My comment, “The reduced numbers of Atlantic menhaden, which escape this intensive fishery, are not adequate to supply the dietary needs of both fish and bird populations in Maryland’s portion of the Chesapeake Bay”, was derived from information obtained from Hartman & Brandt’s, “Predatory Demand and Impact of Striped Bass, Bluefish, and Weakfish in the Chesapeake Bay: Applications of Bioenergeticss Models”, and Dr. Paul Spitzer’s loon census survey conducted from 1988-1998. Common loon populations have not decreased, just numbers of loons feeding in the upper portion of the Chesapeake bay have decreased. This is quite alarming since the common loon’s primary diet consists of Atlantic menhaden.
To clarify the statement “At the current rate of recruitment and exploitation the Atlantic menhaden population is demonstrating signs of collapse”, the current rate of recruitment based on the NMFS populations’ estimates shows the population of Atlantic menhaden has declined 65% since 1991. Current landings data from NMFS reports the landing for Atlantic menhaden through July 31, 1999 are running 37.4% below the past five year average and that landings are being supported almost entirely by the Age-2 year class, which currently accounts for approximately 77% of the total landings.

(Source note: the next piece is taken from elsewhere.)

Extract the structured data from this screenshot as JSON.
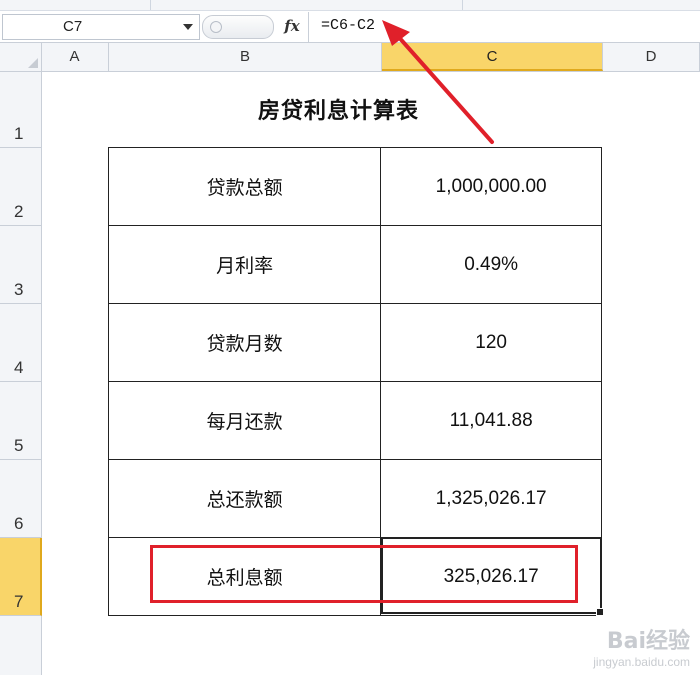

The CBARF independent study was conducted by James Price from 1997 to 1998, however, the findings correlated very closely with the work currently in progress by UMES. This work was not published, however some of the results from my study are on our website. This project was conducted to determine the diet of striped bass in the Choptank River and was not intended to be a baywide study. I am continuing to work with and provide striped bass for the bioenergetics study being conducted by the UMES at this time. Since I am now working with the UMES and MD-DNR to provide striped bass for their health and diet studies I have discontinued my independent work. I believe the UMES study should be considered the most reliable data for current information concerning the diet of striped bass.
If there are further issues that I did not explain to Mr. Travelstead, or didn’t answer to your satisfaction in this letter, please get in touch and I will try to be of further assistance.
James E. Price
cc: John Dunnigan, ASMFC
Joseph Desfosse, ASMFC
Congressman Wayne Gilchrest